Coach x Felix the Cat is a collection of the latest and also limited edition that is passed. First launched in 1919, the black cat is known to smile big and a box of magic tricks. Coach x Felix the Cat showing collaborations including graphic Tee, leather handbags and silver jewelry. Interested in having? Here is a collection of limited edition Coach x Felix the Cat.
Just in: Coach and Felix the Cat collaboration arrives
American fashion brand Coach has revealed a new limited-edition collection with the iconic cartoon Felix the Cat. First launched in 1919, the black cat is known for his huge grin and magic box of tricks. The collaboration includes graphic tees, leather bags and silver jewelry. Discover some of our favorites from the Felix the Cat range below, and shop the line at Coach.com.
COACH X FELIX THE CAT COLLABORATION
Coach x Felix the Cat Bag of Tricks Dinky CrossbodyCoach x Felix the Cat Driving TeeCoach x Felix the Cat Driving Pouch in Pebbled LeatherCoach x Felix the Cat Laughing Rogue in Glovetanned Pebble LeatherCoach x Felix the Cat Ha Ha TeeCoach x Felix the Cat Driving Rogue in Glovetanned LeatherCoach x Felix the Cat Necklace
Fashion, as an industry, takes itself very seriously. When designers try to have fun, they often lose their footing and go full-on into kitsch that just doesn’t feel very luxurious; designing pieces that feel both playful and expensive is harder than simply going whole-hog into the obvious trappings of high aesthetics. Since the arrival of creative director Stuart Vevers, Coach is one of the few brands that consistently finds a way to strike a balance between humor and splendor.
That stays true with the brand’s upcoming Pre-Spring 2017 collection, which we previewed yesterday at the brand’s Manhattan showroom. For the upcoming line, Vevers uses the brand’s popular bags, like the Rogue and Saddle styles, to explore the intersection of punk and Americana.

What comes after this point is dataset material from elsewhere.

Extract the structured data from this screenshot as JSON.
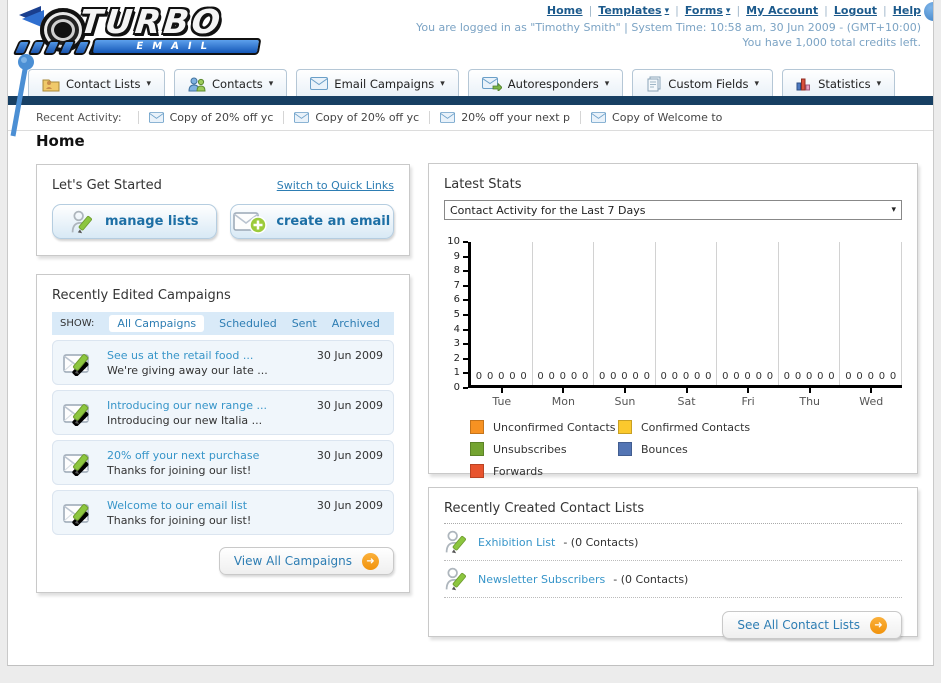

He’s also added a few of the cartoon references that have become one of the brand’s signatures; this time, it’s old-school renderings of Felix the Cat.
Coach turns 75 this year and executive creative director Stuart Vevers is busy putting down his own milestones on the timeline with the first Pre-Spring collection in the brand’s history. The British designer has brought a youthful, buzzy energy to the accessories house since he joined in 2013, and builds on that momentum with his latest offering. Fast cars and the open road have been recurring themes for Vevers, and this season the archetypal rebel without a cause gets thrown into the melee of beloved Americana references he’s mined in the past, including the tried-and-true collegiate wardrobe and more quirky pop culture motifs (yes, Felix the Cat, we’re looking at you!).
The resulting clothes reinforce the cool-girl attitude and irreverent wit that has been Vevers’s calling card since he began. Outerwear is undoubtedly one of the brand’s strong suits, and the hybrid varsity-cum-moto jacket takes several forms for Pre-Spring, with raglan sleeves, fringing, and novelty appliqué all remixed and remastered in ways that are appealing and fresh. The best-selling floral dresses of Spring 2016 get a moody, biker-babe update as pretty patchwork plaid frocks, while Western-inspired silk shirts are finished with charming retro touches such as rocket launcher patterns. Vevers drives home his message with the accessories, and Coach’s utilitarian Rogue bag seems poised to be a future classic alongside the anniversary saddle bags in stores now, especially given the range of collectible styles on offer. Chances are, the patchwork and suede fringed versions in the bunch will fly off the shelves this winter.
Three years ago, when Stuart Vevers took the helm at Coach 1941, he had a plan and a vision for the brand. “I really saw Coach as being a destination for fashion,” he said. Today, he has no doubt reinvigorated the American brand into a solid fashion player. “It’s really important to me to challenge what luxury means to the next generation. Luxury does not have to be formal,” Vevers added.
Looks-wise, he stuck to his formula. Biker jackets offset by feminine dresses came in fun “customized” versions with badges; T-shirts reminiscent of the quintessential American rock tees featured automobile motifs, which carried over into totes as well as sneakers. Felix the Cat even made a few appearances throughout. “I think it’s quite an eclectic mix of references,” Vevers pointed out. Case in point: a cool parka with cowboy shirt detailing.
“I really want Coach to be in the forefront of what luxury in fashion can be going forward,” Vevers concluded